_TRY IT_: Give each record below again, without a single difference.

App and web page records
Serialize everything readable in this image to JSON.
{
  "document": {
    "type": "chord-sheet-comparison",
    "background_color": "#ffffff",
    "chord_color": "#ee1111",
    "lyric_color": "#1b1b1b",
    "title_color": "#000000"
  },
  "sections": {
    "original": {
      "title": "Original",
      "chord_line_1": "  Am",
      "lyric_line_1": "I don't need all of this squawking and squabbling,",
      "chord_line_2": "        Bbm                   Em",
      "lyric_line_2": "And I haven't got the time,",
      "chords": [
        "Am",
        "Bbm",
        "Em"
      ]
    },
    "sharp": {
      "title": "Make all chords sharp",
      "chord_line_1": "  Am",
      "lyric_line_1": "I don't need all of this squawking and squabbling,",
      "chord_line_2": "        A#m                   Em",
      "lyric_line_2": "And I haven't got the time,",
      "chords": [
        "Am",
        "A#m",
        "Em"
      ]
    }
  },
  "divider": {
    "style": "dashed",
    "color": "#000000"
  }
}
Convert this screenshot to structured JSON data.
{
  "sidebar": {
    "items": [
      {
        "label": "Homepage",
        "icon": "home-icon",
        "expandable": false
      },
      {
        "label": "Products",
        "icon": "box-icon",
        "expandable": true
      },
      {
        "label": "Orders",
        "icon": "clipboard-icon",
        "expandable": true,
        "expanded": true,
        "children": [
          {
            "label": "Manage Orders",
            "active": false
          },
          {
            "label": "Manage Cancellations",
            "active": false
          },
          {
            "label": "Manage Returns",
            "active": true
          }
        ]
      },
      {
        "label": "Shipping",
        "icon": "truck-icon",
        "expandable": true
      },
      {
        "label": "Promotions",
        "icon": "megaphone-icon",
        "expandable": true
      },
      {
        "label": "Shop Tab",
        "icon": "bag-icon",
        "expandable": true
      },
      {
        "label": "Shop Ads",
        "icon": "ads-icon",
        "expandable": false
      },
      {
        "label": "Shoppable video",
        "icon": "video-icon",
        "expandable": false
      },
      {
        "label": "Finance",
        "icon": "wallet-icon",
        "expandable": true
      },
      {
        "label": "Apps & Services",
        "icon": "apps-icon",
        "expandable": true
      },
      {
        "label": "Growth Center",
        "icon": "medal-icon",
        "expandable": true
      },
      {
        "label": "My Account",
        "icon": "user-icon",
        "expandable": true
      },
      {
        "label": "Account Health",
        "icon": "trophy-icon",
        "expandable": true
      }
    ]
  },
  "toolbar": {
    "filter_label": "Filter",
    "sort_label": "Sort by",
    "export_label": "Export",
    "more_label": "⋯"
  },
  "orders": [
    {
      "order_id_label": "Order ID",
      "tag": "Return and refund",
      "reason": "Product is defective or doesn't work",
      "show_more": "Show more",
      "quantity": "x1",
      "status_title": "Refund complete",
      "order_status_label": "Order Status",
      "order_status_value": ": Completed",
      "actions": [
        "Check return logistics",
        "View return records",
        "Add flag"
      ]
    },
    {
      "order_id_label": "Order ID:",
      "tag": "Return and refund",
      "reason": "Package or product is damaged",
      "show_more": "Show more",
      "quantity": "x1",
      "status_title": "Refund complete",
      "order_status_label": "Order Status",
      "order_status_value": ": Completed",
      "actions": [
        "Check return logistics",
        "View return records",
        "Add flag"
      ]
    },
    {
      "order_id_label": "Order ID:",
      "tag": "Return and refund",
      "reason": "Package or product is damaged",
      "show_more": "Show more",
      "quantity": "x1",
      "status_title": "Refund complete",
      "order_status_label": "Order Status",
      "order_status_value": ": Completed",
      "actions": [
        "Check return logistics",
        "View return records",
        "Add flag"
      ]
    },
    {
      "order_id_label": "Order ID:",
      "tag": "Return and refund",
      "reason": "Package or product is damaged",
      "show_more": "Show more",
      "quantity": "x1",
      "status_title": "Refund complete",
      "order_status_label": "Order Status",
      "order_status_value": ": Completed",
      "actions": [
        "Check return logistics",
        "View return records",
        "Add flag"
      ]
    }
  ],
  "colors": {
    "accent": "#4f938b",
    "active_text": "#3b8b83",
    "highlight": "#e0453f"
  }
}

_SOLUTION TO THE EXERCISE_:
Serialize everything readable in this image to JSON.
{
  "document": {
    "type": "chord-sheet-comparison",
    "background_color": "#ffffff",
    "chord_color": "#ee1111",
    "lyric_color": "#1b1b1b",
    "title_color": "#000000"
  },
  "sections": {
    "original": {
      "title": "Original",
      "chord_line_1": "  Am",
      "lyric_line_1": "I don't need all of this squawking and squabbling,",
      "chord_line_2": "        Bbm                   Em",
      "lyric_line_2": "And I haven't got the time,",
      "chords": [
        "Am",
        "Bbm",
        "Em"
      ]
    },
    "sharp": {
      "title": "Make all chords sharp",
      "chord_line_1": "  Am",
      "lyric_line_1": "I don't need all of this squawking and squabbling,",
      "chord_line_2": "        A#m                   Em",
      "lyric_line_2": "And I haven't got the time,",
      "chords": [
        "Am",
        "A#m",
        "Em"
      ]
    }
  },
  "divider": {
    "style": "dashed",
    "color": "#000000"
  }
}
Convert this screenshot to structured JSON data.
{
  "sidebar": {
    "items": [
      {
        "label": "Homepage",
        "icon": "home-icon",
        "expandable": false
      },
      {
        "label": "Products",
        "icon": "box-icon",
        "expandable": true
      },
      {
        "label": "Orders",
        "icon": "clipboard-icon",
        "expandable": true,
        "expanded": true,
        "children": [
          {
            "label": "Manage Orders",
            "active": false
          },
          {
            "label": "Manage Cancellations",
            "active": false
          },
          {
            "label": "Manage Returns",
            "active": true
          }
        ]
      },
      {
        "label": "Shipping",
        "icon": "truck-icon",
        "expandable": true
      },
      {
        "label": "Promotions",
        "icon": "megaphone-icon",
        "expandable": true
      },
      {
        "label": "Shop Tab",
        "icon": "bag-icon",
        "expandable": true
      },
      {
        "label": "Shop Ads",
        "icon": "ads-icon",
        "expandable": false
      },
      {
        "label": "Shoppable video",
        "icon": "video-icon",
        "expandable": false
      },
      {
        "label": "Finance",
        "icon": "wallet-icon",
        "expandable": true
      },
      {
        "label": "Apps & Services",
        "icon": "apps-icon",
        "expandable": true
      },
      {
        "label": "Growth Center",
        "icon": "medal-icon",
        "expandable": true
      },
      {
        "label": "My Account",
        "icon": "user-icon",
        "expandable": true
      },
      {
        "label": "Account Health",
        "icon": "trophy-icon",
        "expandable": true
      }
    ]
  },
  "toolbar": {
    "filter_label": "Filter",
    "sort_label": "Sort by",
    "export_label": "Export",
    "more_label": "⋯"
  },
  "orders": [
    {
      "order_id_label": "Order ID",
      "tag": "Return and refund",
      "reason": "Product is defective or doesn't work",
      "show_more": "Show more",
      "quantity": "x1",
      "status_title": "Refund complete",
      "order_status_label": "Order Status",
      "order_status_value": ": Completed",
      "actions": [
        "Check return logistics",
        "View return records",
        "Add flag"
      ]
    },
    {
      "order_id_label": "Order ID:",
      "tag": "Return and refund",
      "reason": "Package or product is damaged",
      "show_more": "Show more",
      "quantity": "x1",
      "status_title": "Refund complete",
      "order_status_label": "Order Status",
      "order_status_value": ": Completed",
      "actions": [
        "Check return logistics",
        "View return records",
        "Add flag"
      ]
    },
    {
      "order_id_label": "Order ID:",
      "tag": "Return and refund",
      "reason": "Package or product is damaged",
      "show_more": "Show more",
      "quantity": "x1",
      "status_title": "Refund complete",
      "order_status_label": "Order Status",
      "order_status_value": ": Completed",
      "actions": [
        "Check return logistics",
        "View return records",
        "Add flag"
      ]
    },
    {
      "order_id_label": "Order ID:",
      "tag": "Return and refund",
      "reason": "Package or product is damaged",
      "show_more": "Show more",
      "quantity": "x1",
      "status_title": "Refund complete",
      "order_status_label": "Order Status",
      "order_status_value": ": Completed",
      "actions": [
        "Check return logistics",
        "View return records",
        "Add flag"
      ]
    }
  ],
  "colors": {
    "accent": "#4f938b",
    "active_text": "#3b8b83",
    "highlight": "#e0453f"
  }
}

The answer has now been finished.